As Dina Asher-Smith took to the starting blocks for the women’s 100m final, silence descended on the Khalifa International Stadium. But that was not out of respect for the finest female sprinters in the world as they waiting for the starter’s gun, but because there was almost nobody present.
It was a strange situation for everybody watching on television as this elite event took place in a hollow atmosphere, in a stadium that could hold 40,000 people. It was another thrilling race which saw the dominant force of women’s sprinting for the past decade, Shelly-Ann Fraser-Pryce, romp home to gold ahead of Britain’s Dina Asher-Smith, who will be targeting the top spot on the podium in the 200m.
Perhaps the most bizarre moment of the event came as the three medal-winning athletes did their traditional lap of honour, where they usually would receive the warm applause of the crowd and pose for pictures. Instead, in front of empty stands, the trio walked around sheepishly, not knowing how to act after one of the biggest achievements in their entire careers.
Former British athlete Denise Lewis did not hold back while speaking on the BBC:
“We've waited til October to have stands like this, empty. Absolutely shocking. The athletes, they work so hard, they try to peak at the right time for an empty stadium, I just think it's not right. Our governing body has let our athletes down massively.”
Despite all the money and sporting structure pumped into the country, you cannot generate fans and feign interest in the event. The same World Championships were played out in front of a sell-out crowd in London two years ago and will be hugely popular in the USA in 2021, and should never have been held in front of an empty stadium. If there has been any incentive offered to entice people to go to the stadiums it clearly hasn’t worked.
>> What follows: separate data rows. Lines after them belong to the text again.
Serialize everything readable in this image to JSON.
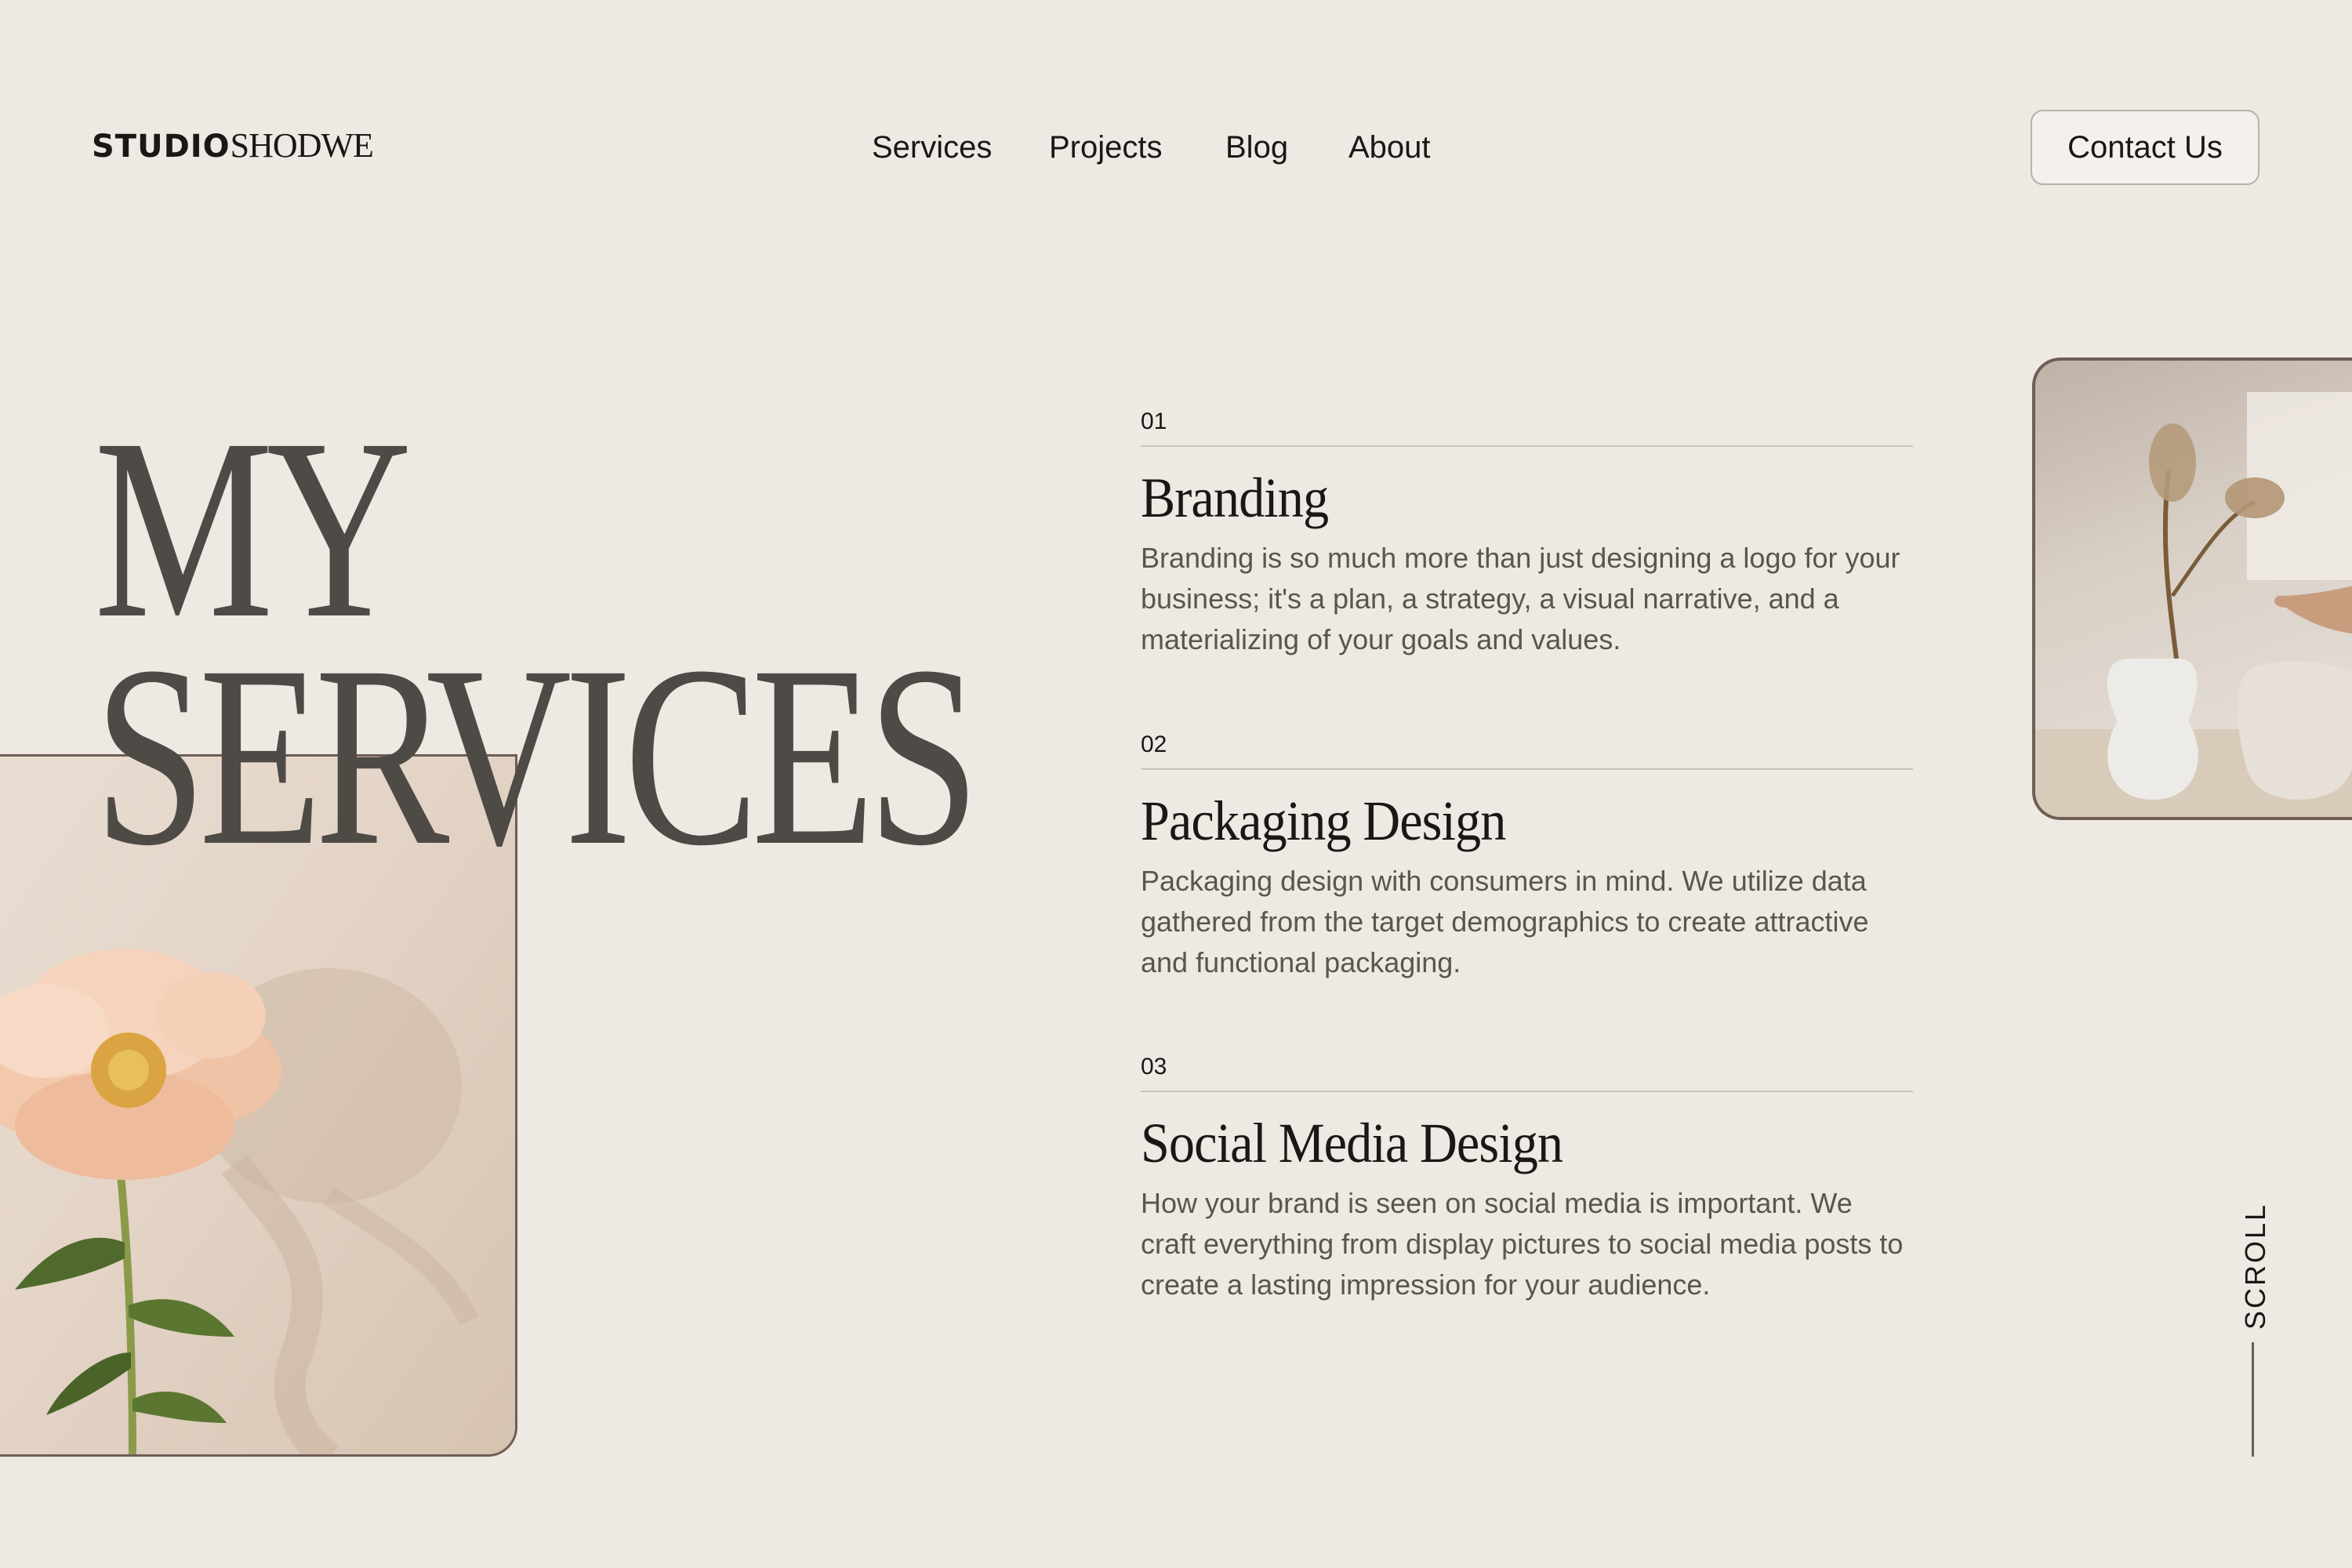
{
  "brand": {
    "bold": "STUDIO",
    "thin": "SHODWE"
  },
  "nav": {
    "items": [
      {
        "label": "Services"
      },
      {
        "label": "Projects"
      },
      {
        "label": "Blog"
      },
      {
        "label": "About"
      }
    ]
  },
  "header": {
    "contact_label": "Contact Us"
  },
  "hero": {
    "line1": "MY",
    "line2": "SERVICES"
  },
  "services": [
    {
      "num": "01",
      "title": "Branding",
      "description": "Branding is so much more than just designing a logo for your business; it's a plan, a strategy, a visual narrative, and a materializing of your goals and values."
    },
    {
      "num": "02",
      "title": "Packaging Design",
      "description": "Packaging design with consumers in mind. We utilize data gathered from the target demographics to create attractive and functional packaging."
    },
    {
      "num": "03",
      "title": "Social Media Design",
      "description": "How your brand is seen on social media is important. We craft everything from display pictures to social media posts to create a lasting impression for your audience."
    }
  ],
  "scroll_label": "SCROLL",
  "colors": {
    "background": "#efe9e3",
    "heading": "#4e4a46",
    "frame": "#6e5e56",
    "body_text": "#5a5550"
  },
  "images": {
    "left": "peony-flower-photo",
    "right": "vase-dried-flowers-photo"
  }
}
The crowds have not been the only issue. Even after moving the games to October, the heat has been unbearable for long-distance runners. The women’s marathon descended into chaos as a record 28 athletes failed to finish due to the heat. Despite the race starting at midnight, temperatures stuck around 32.7 degrees and the humidity was an unbearable 73 per cent.
41 per cent of the field were unable to finish, several of them taken off the track in wheelchairs, suffering from exhaustion. This is not what anybody wants to see in sport and it does not bode well for the 2022 World Cup. That tournament has been widely criticised for the worker’s rights and it’s difficult to get across just how hot it is in Qatar right now.
Iphones have stopped working due to the 40°C heat and a dismal ‘rest shelter’ for the workers has been built in the centre circle of the stadium that will host the World Cup opener and final.
An expert on migrant rights, Nicholas McGeehan, stated that: “According to Met Office data (temp 39, humidity 44%) the WBGT is 31.66 which more or less means nobody should be working - 15 mins work every hour and 45 mins rest in a cooled area to prevent heat illness.”
Clearly the heat is almost unbearable for workers and athletes alike and all of this turmoil is not worth it, to perform in front of empty stands. FIFA keep reiterating that the tournament will be a success but if the athletics are anything to go by it will be a catastrophic disaster for the world of sport.